ATHENS – Struggling Greek banks buried under a mountain of bad loans with people unable to pay because of 8 ½ years of crushing austerity measures would be able to get rid of some 42 billion euros ($47.46 billion) under a Bank of Greece scheme.
Under the proposal, Greek lenders would transfer the about half of their deferred tax claims to a special purpose vehicle, which would then sell bonds and use the proceeds to buy the bad loans from lenders, the Bloomberg financial news agency said.
“We urgently need something like a bad bank, an asset management company,” Bank of Greece Governor Yannis Stournaras said at an event in Geneva. “We’re trying now, we’re developing a plan in the Bank of Greece to use the deferred tax credit or claims of banks vis-a-vis the state. And we do that because this has been state aid that has already been approved.”
Prime Minister and Radical Left SYRIZA leader Alexis Tsipras, breaking yet another promise, is letting banks sell bad loans as well to vulture collectors who are harassing indebted bank clients to pay but are not going after the former ruling New Democracy and its then-partner, PASOK, which owe 250 million euros ($282.51 million) because the bank officers who approved the loans without sufficient collateral were given immunity.

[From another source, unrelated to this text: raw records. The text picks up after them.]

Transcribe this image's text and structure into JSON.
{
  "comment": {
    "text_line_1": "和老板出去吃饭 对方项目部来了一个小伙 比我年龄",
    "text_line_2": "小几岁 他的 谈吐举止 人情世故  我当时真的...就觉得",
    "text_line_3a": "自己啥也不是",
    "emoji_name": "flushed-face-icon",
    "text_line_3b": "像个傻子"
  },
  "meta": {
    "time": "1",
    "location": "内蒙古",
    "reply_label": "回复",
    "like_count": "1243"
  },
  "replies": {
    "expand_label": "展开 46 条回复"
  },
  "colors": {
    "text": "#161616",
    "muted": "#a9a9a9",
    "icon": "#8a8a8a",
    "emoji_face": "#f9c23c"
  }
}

Greek bank stocks have dropped by some 40 percent this year amid lingering doubts that they can deal with the growing bad debt weighing down their portfolios and as European supervisors have asked them to reduce their non-performing exposures by about 60 percent by the end of 2021.